<<<<

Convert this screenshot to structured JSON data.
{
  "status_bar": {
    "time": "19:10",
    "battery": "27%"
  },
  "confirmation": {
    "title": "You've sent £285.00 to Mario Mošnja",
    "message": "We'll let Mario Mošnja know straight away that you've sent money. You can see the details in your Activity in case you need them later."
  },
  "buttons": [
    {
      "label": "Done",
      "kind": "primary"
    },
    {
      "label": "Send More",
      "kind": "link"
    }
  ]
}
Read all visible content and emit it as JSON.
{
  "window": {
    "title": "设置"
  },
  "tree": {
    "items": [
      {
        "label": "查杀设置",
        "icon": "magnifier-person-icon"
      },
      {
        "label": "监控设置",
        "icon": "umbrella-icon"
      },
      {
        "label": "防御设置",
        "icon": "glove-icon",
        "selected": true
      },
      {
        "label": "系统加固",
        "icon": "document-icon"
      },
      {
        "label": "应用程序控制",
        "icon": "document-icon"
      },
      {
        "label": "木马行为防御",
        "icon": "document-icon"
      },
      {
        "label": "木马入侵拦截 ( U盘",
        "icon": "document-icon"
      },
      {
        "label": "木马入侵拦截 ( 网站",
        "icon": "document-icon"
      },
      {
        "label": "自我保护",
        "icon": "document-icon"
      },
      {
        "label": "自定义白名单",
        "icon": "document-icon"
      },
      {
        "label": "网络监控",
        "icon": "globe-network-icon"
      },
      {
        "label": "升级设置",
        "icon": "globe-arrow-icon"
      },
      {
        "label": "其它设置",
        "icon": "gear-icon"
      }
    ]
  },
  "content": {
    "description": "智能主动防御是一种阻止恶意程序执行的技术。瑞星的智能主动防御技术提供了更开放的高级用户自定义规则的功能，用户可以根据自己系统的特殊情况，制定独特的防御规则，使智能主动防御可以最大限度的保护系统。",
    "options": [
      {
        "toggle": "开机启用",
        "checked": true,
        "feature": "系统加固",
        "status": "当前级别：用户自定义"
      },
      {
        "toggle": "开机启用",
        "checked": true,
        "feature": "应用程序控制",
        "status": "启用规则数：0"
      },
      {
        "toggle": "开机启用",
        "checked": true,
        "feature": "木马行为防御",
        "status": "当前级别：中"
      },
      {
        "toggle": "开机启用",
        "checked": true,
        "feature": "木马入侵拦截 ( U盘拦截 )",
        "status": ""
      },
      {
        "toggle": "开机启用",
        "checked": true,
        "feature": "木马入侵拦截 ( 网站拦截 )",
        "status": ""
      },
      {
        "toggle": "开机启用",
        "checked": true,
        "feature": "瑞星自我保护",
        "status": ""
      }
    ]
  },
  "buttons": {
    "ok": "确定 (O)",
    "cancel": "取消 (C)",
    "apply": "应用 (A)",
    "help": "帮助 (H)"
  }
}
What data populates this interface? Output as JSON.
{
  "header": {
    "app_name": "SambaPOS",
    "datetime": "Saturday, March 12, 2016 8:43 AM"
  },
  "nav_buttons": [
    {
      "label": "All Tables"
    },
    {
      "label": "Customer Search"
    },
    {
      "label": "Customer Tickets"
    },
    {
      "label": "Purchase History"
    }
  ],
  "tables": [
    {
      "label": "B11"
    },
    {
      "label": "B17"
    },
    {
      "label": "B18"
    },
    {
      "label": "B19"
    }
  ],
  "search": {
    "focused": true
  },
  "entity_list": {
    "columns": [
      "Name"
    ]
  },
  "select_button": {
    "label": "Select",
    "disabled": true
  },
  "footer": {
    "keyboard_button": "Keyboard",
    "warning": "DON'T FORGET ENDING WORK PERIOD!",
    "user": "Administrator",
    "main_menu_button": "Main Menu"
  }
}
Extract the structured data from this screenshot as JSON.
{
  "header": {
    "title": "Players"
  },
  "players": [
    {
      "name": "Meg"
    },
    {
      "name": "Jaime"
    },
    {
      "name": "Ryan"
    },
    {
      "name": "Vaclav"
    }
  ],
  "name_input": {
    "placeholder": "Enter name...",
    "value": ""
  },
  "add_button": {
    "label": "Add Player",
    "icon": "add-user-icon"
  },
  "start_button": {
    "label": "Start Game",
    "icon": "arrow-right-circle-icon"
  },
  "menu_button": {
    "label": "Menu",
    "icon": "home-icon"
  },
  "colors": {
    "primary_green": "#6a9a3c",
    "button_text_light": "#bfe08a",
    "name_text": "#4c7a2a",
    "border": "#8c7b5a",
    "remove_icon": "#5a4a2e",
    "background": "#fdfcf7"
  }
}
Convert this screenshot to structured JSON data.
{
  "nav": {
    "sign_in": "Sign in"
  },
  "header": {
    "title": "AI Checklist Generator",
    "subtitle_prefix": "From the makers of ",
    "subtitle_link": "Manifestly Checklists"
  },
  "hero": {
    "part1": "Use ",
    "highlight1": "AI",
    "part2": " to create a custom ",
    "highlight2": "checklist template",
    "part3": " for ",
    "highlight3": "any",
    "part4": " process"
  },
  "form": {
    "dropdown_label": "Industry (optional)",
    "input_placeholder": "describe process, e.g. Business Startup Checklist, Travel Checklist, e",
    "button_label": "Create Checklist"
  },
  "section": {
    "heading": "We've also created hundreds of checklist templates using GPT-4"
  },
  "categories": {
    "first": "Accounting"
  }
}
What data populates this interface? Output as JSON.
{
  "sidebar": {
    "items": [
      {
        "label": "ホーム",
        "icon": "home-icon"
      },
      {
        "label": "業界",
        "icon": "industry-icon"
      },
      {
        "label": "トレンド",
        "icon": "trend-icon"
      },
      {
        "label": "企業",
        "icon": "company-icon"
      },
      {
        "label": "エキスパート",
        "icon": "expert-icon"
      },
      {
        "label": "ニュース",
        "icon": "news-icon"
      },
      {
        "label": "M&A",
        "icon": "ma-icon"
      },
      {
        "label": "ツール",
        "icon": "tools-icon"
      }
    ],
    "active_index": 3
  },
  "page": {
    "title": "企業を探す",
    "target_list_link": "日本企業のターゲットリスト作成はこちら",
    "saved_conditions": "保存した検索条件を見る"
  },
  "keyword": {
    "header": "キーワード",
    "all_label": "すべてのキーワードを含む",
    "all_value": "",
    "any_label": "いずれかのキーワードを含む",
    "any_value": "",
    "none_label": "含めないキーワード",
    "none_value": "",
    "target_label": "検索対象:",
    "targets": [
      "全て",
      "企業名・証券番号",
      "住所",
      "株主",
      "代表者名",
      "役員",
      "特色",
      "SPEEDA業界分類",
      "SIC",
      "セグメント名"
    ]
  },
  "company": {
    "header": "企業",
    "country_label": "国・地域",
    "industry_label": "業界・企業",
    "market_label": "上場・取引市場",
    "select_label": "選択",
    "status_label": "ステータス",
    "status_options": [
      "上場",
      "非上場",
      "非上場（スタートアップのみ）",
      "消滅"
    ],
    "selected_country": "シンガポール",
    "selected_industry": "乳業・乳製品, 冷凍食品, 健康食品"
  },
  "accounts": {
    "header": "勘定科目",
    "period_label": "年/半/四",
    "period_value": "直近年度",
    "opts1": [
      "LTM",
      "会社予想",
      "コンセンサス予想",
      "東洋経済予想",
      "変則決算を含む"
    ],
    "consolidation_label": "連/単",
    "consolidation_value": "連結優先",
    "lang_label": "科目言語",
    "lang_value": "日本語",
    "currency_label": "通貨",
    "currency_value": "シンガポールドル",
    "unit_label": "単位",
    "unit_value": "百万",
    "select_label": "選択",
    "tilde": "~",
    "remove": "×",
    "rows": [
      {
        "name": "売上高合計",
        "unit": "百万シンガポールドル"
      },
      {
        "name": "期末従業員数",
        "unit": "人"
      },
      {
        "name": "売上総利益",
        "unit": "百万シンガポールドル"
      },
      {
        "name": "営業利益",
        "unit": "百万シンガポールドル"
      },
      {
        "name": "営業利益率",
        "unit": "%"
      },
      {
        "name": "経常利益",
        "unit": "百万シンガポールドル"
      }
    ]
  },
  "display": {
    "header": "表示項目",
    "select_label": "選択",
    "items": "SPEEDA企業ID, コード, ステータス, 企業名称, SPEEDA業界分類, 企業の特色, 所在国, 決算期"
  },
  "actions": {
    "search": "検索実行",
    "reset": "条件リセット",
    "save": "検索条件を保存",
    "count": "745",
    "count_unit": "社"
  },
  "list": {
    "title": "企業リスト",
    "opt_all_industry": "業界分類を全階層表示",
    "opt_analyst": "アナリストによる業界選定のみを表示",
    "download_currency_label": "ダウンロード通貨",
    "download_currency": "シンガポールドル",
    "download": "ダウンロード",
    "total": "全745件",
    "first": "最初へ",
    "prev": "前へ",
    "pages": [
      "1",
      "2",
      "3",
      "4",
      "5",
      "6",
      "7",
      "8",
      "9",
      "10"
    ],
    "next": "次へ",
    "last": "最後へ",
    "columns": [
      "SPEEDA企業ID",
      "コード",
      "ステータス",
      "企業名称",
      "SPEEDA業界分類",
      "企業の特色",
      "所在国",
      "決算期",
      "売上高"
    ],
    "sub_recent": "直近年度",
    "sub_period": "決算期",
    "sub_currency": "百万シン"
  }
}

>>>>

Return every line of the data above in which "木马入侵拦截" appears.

        "label": "木马入侵拦截 ( U盘",
        "label": "木马入侵拦截 ( 网站",
        "feature": "木马入侵拦截 ( U盘拦截 )",
        "feature": "木马入侵拦截 ( 网站拦截 )",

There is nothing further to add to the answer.